• Problem to work on: Please reproduce the data in its entirety, word for word.

• App and web page records:
☆ ☆ ☆ ☆

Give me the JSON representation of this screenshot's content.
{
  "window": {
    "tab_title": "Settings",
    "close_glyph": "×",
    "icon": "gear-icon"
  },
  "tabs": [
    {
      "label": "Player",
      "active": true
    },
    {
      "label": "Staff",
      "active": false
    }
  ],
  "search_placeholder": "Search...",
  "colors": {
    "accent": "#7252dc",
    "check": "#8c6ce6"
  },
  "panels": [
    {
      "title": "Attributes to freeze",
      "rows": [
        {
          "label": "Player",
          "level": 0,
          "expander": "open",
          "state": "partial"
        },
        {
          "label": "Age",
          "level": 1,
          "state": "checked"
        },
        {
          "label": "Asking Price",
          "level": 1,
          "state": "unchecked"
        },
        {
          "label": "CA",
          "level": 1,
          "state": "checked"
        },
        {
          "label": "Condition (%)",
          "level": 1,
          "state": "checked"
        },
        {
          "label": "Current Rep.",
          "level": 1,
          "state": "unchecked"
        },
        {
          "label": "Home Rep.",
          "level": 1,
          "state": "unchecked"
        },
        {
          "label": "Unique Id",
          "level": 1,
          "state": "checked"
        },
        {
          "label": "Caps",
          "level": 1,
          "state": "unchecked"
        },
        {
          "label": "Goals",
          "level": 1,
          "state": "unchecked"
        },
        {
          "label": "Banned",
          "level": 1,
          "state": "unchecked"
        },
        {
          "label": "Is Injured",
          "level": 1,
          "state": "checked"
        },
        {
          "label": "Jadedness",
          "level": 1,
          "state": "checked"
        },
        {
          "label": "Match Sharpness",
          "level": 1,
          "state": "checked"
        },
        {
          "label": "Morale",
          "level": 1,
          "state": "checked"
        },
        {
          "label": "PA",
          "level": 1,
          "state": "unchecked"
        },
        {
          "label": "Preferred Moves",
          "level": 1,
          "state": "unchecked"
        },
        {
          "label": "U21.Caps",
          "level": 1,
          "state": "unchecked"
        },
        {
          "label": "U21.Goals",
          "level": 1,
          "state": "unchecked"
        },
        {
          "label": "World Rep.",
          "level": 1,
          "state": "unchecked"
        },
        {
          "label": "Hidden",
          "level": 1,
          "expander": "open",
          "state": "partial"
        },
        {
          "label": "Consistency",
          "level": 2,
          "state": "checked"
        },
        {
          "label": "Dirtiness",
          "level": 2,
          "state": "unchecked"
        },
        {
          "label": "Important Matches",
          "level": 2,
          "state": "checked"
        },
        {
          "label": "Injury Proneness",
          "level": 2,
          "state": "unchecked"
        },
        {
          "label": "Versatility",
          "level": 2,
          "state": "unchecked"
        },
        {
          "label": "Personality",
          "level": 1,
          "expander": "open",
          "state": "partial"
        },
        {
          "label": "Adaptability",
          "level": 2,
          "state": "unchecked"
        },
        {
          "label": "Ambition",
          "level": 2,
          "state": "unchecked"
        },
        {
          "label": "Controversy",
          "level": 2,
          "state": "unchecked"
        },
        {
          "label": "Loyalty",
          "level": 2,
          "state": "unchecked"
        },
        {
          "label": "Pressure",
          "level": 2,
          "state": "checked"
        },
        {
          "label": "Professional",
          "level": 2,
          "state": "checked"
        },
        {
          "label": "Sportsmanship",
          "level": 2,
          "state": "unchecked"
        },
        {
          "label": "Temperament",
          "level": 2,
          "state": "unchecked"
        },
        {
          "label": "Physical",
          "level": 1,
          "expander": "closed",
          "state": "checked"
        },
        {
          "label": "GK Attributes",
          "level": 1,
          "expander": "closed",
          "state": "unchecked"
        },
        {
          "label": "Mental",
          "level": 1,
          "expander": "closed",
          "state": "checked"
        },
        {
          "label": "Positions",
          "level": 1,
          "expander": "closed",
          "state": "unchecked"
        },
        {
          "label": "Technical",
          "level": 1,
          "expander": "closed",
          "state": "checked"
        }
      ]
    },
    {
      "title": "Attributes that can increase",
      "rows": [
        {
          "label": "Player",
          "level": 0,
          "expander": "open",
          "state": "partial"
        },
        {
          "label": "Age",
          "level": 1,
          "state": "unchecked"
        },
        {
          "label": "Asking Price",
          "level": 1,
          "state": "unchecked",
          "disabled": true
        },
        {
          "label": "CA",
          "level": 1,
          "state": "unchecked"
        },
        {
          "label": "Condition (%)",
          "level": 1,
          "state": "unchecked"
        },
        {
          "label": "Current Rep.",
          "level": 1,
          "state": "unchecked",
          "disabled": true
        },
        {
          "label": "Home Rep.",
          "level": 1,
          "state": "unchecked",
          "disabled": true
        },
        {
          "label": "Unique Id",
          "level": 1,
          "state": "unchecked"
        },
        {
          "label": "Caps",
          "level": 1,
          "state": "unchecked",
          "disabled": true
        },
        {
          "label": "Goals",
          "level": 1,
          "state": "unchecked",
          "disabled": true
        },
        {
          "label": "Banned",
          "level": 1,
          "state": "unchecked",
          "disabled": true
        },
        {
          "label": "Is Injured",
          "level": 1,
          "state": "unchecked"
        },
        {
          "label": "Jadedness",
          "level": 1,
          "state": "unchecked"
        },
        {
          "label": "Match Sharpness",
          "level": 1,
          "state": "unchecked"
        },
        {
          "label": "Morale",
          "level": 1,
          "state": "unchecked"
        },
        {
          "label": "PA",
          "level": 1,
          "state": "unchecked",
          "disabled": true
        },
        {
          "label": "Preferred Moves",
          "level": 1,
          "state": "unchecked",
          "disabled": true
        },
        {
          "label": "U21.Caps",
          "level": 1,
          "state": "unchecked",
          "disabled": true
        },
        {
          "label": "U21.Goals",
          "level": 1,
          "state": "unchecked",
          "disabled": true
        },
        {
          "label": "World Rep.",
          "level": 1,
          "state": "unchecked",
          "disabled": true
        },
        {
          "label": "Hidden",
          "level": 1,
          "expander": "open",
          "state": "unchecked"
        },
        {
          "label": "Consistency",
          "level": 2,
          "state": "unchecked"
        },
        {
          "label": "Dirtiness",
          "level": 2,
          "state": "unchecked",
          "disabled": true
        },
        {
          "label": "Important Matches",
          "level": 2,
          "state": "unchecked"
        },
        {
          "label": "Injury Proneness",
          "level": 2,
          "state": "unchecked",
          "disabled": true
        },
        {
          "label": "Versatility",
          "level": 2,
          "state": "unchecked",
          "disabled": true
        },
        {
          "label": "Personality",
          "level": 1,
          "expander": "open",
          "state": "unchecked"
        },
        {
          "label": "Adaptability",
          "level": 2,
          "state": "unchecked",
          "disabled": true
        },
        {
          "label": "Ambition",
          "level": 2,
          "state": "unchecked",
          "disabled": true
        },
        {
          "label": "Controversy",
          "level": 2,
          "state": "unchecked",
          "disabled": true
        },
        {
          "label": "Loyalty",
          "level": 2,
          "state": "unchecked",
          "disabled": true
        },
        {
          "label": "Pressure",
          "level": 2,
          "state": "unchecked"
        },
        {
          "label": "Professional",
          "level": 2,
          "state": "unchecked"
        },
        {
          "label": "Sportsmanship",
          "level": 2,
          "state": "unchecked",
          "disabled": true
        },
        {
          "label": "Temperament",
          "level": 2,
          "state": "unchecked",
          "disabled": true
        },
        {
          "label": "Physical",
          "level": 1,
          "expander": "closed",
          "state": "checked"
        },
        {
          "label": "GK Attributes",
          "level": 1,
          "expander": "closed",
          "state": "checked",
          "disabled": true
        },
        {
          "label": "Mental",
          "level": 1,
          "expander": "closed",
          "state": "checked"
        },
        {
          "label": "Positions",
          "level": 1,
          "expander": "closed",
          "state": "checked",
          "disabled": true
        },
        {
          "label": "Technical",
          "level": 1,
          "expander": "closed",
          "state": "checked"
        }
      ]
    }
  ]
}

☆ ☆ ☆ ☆

• Output:
Give me the JSON representation of this screenshot's content.
{
  "window": {
    "tab_title": "Settings",
    "close_glyph": "×",
    "icon": "gear-icon"
  },
  "tabs": [
    {
      "label": "Player",
      "active": true
    },
    {
      "label": "Staff",
      "active": false
    }
  ],
  "search_placeholder": "Search...",
  "colors": {
    "accent": "#7252dc",
    "check": "#8c6ce6"
  },
  "panels": [
    {
      "title": "Attributes to freeze",
      "rows": [
        {
          "label": "Player",
          "level": 0,
          "expander": "open",
          "state": "partial"
        },
        {
          "label": "Age",
          "level": 1,
          "state": "checked"
        },
        {
          "label": "Asking Price",
          "level": 1,
          "state": "unchecked"
        },
        {
          "label": "CA",
          "level": 1,
          "state": "checked"
        },
        {
          "label": "Condition (%)",
          "level": 1,
          "state": "checked"
        },
        {
          "label": "Current Rep.",
          "level": 1,
          "state": "unchecked"
        },
        {
          "label": "Home Rep.",
          "level": 1,
          "state": "unchecked"
        },
        {
          "label": "Unique Id",
          "level": 1,
          "state": "checked"
        },
        {
          "label": "Caps",
          "level": 1,
          "state": "unchecked"
        },
        {
          "label": "Goals",
          "level": 1,
          "state": "unchecked"
        },
        {
          "label": "Banned",
          "level": 1,
          "state": "unchecked"
        },
        {
          "label": "Is Injured",
          "level": 1,
          "state": "checked"
        },
        {
          "label": "Jadedness",
          "level": 1,
          "state": "checked"
        },
        {
          "label": "Match Sharpness",
          "level": 1,
          "state": "checked"
        },
        {
          "label": "Morale",
          "level": 1,
          "state": "checked"
        },
        {
          "label": "PA",
          "level": 1,
          "state": "unchecked"
        },
        {
          "label": "Preferred Moves",
          "level": 1,
          "state": "unchecked"
        },
        {
          "label": "U21.Caps",
          "level": 1,
          "state": "unchecked"
        },
        {
          "label": "U21.Goals",
          "level": 1,
          "state": "unchecked"
        },
        {
          "label": "World Rep.",
          "level": 1,
          "state": "unchecked"
        },
        {
          "label": "Hidden",
          "level": 1,
          "expander": "open",
          "state": "partial"
        },
        {
          "label": "Consistency",
          "level": 2,
          "state": "checked"
        },
        {
          "label": "Dirtiness",
          "level": 2,
          "state": "unchecked"
        },
        {
          "label": "Important Matches",
          "level": 2,
          "state": "checked"
        },
        {
          "label": "Injury Proneness",
          "level": 2,
          "state": "unchecked"
        },
        {
          "label": "Versatility",
          "level": 2,
          "state": "unchecked"
        },
        {
          "label": "Personality",
          "level": 1,
          "expander": "open",
          "state": "partial"
        },
        {
          "label": "Adaptability",
          "level": 2,
          "state": "unchecked"
        },
        {
          "label": "Ambition",
          "level": 2,
          "state": "unchecked"
        },
        {
          "label": "Controversy",
          "level": 2,
          "state": "unchecked"
        },
        {
          "label": "Loyalty",
          "level": 2,
          "state": "unchecked"
        },
        {
          "label": "Pressure",
          "level": 2,
          "state": "checked"
        },
        {
          "label": "Professional",
          "level": 2,
          "state": "checked"
        },
        {
          "label": "Sportsmanship",
          "level": 2,
          "state": "unchecked"
        },
        {
          "label": "Temperament",
          "level": 2,
          "state": "unchecked"
        },
        {
          "label": "Physical",
          "level": 1,
          "expander": "closed",
          "state": "checked"
        },
        {
          "label": "GK Attributes",
          "level": 1,
          "expander": "closed",
          "state": "unchecked"
        },
        {
          "label": "Mental",
          "level": 1,
          "expander": "closed",
          "state": "checked"
        },
        {
          "label": "Positions",
          "level": 1,
          "expander": "closed",
          "state": "unchecked"
        },
        {
          "label": "Technical",
          "level": 1,
          "expander": "closed",
          "state": "checked"
        }
      ]
    },
    {
      "title": "Attributes that can increase",
      "rows": [
        {
          "label": "Player",
          "level": 0,
          "expander": "open",
          "state": "partial"
        },
        {
          "label": "Age",
          "level": 1,
          "state": "unchecked"
        },
        {
          "label": "Asking Price",
          "level": 1,
          "state": "unchecked",
          "disabled": true
        },
        {
          "label": "CA",
          "level": 1,
          "state": "unchecked"
        },
        {
          "label": "Condition (%)",
          "level": 1,
          "state": "unchecked"
        },
        {
          "label": "Current Rep.",
          "level": 1,
          "state": "unchecked",
          "disabled": true
        },
        {
          "label": "Home Rep.",
          "level": 1,
          "state": "unchecked",
          "disabled": true
        },
        {
          "label": "Unique Id",
          "level": 1,
          "state": "unchecked"
        },
        {
          "label": "Caps",
          "level": 1,
          "state": "unchecked",
          "disabled": true
        },
        {
          "label": "Goals",
          "level": 1,
          "state": "unchecked",
          "disabled": true
        },
        {
          "label": "Banned",
          "level": 1,
          "state": "unchecked",
          "disabled": true
        },
        {
          "label": "Is Injured",
          "level": 1,
          "state": "unchecked"
        },
        {
          "label": "Jadedness",
          "level": 1,
          "state": "unchecked"
        },
        {
          "label": "Match Sharpness",
          "level": 1,
          "state": "unchecked"
        },
        {
          "label": "Morale",
          "level": 1,
          "state": "unchecked"
        },
        {
          "label": "PA",
          "level": 1,
          "state": "unchecked",
          "disabled": true
        },
        {
          "label": "Preferred Moves",
          "level": 1,
          "state": "unchecked",
          "disabled": true
        },
        {
          "label": "U21.Caps",
          "level": 1,
          "state": "unchecked",
          "disabled": true
        },
        {
          "label": "U21.Goals",
          "level": 1,
          "state": "unchecked",
          "disabled": true
        },
        {
          "label": "World Rep.",
          "level": 1,
          "state": "unchecked",
          "disabled": true
        },
        {
          "label": "Hidden",
          "level": 1,
          "expander": "open",
          "state": "unchecked"
        },
        {
          "label": "Consistency",
          "level": 2,
          "state": "unchecked"
        },
        {
          "label": "Dirtiness",
          "level": 2,
          "state": "unchecked",
          "disabled": true
        },
        {
          "label": "Important Matches",
          "level": 2,
          "state": "unchecked"
        },
        {
          "label": "Injury Proneness",
          "level": 2,
          "state": "unchecked",
          "disabled": true
        },
        {
          "label": "Versatility",
          "level": 2,
          "state": "unchecked",
          "disabled": true
        },
        {
          "label": "Personality",
          "level": 1,
          "expander": "open",
          "state": "unchecked"
        },
        {
          "label": "Adaptability",
          "level": 2,
          "state": "unchecked",
          "disabled": true
        },
        {
          "label": "Ambition",
          "level": 2,
          "state": "unchecked",
          "disabled": true
        },
        {
          "label": "Controversy",
          "level": 2,
          "state": "unchecked",
          "disabled": true
        },
        {
          "label": "Loyalty",
          "level": 2,
          "state": "unchecked",
          "disabled": true
        },
        {
          "label": "Pressure",
          "level": 2,
          "state": "unchecked"
        },
        {
          "label": "Professional",
          "level": 2,
          "state": "unchecked"
        },
        {
          "label": "Sportsmanship",
          "level": 2,
          "state": "unchecked",
          "disabled": true
        },
        {
          "label": "Temperament",
          "level": 2,
          "state": "unchecked",
          "disabled": true
        },
        {
          "label": "Physical",
          "level": 1,
          "expander": "closed",
          "state": "checked"
        },
        {
          "label": "GK Attributes",
          "level": 1,
          "expander": "closed",
          "state": "checked",
          "disabled": true
        },
        {
          "label": "Mental",
          "level": 1,
          "expander": "closed",
          "state": "checked"
        },
        {
          "label": "Positions",
          "level": 1,
          "expander": "closed",
          "state": "checked",
          "disabled": true
        },
        {
          "label": "Technical",
          "level": 1,
          "expander": "closed",
          "state": "checked"
        }
      ]
    }
  ]
}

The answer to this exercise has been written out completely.